In the business of music writing, it’s easy to get inundated with information. CDs are shipped in, electronic press kits arrive for bands passing through town on tour and publicity reps clog up the phone lines with requests for review. Whether the music is any good, though, is anyone’s guess. Last week, someone plunked a DVD on my desk, ready for my viewing pleasure. The accompanying press kit was my first introduction to the Asylum Street Spankers.
Not really sure what to expect, I took Re-Assembly home and made myself comfortable. The photo from the press kit depicts a woman holding a ukulele surrounded by six men with various instruments, including a banjo, steel guitar, washboard and violin (or is it a fiddle?). I pressed play and was greeted by a warning: “Wait! This is a three-hour, seven-minute movie. Do you have enough beer, weed and snacks?” Well, no, I had none of the above, but I proceeded anyway.
The Asylum Street Spankers looked poised to perform on the back porch of a Texas lake house. After a brief intro reminding the audience to keep it down (the Spankers are entirely acoustic), they opened with the appropriately named “Monkey Rag,” followed by a heartfelt ode to beer. In that old ragtime style, Christina Marrs and Wammo, both founding members of the Asylum Street Spankers, proceeded to blow me away.

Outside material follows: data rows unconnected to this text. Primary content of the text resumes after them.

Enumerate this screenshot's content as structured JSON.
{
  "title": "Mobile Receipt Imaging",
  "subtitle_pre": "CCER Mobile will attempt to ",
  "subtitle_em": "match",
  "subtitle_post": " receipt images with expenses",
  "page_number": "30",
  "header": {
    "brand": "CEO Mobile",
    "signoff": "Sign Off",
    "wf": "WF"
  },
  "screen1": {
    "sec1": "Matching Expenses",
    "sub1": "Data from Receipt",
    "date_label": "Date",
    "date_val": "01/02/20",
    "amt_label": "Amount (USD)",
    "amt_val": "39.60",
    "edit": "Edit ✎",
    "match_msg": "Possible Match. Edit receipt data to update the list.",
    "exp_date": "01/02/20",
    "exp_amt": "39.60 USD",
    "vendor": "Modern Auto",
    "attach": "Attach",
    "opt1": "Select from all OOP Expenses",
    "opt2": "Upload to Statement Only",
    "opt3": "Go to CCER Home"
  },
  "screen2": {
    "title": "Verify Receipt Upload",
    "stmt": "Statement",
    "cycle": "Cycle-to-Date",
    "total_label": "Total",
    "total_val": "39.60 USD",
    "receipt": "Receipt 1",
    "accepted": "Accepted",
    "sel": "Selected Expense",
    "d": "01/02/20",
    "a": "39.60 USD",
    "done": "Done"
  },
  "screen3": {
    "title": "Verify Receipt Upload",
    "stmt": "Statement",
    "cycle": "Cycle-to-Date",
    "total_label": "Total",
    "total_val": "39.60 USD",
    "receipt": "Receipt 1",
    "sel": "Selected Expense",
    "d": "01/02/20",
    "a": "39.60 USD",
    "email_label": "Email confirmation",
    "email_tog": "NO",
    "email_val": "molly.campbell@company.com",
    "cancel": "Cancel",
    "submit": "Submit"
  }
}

I called Christina Marrs a few days later to find her recovering from a late night in Boulder, Colo. She and the rest of the Spankers were on their way to Los Angeles. “You don’t see a lot of humor in music any more,” she said. “There’s this idea that if there’s anything funny about it, it’s not ‘serious’ music ... that anything humorous is a novelty.” It’s a misconception the Spankers try to disprove whenever possible. “We have a vaudevillian aspect. You can only really get away with humor if your audience is fully engaged in what’s going on.” Like when a recorded performance from two years ago has you under its spell for three hours and seven minutes? I told her they’re doing just fine.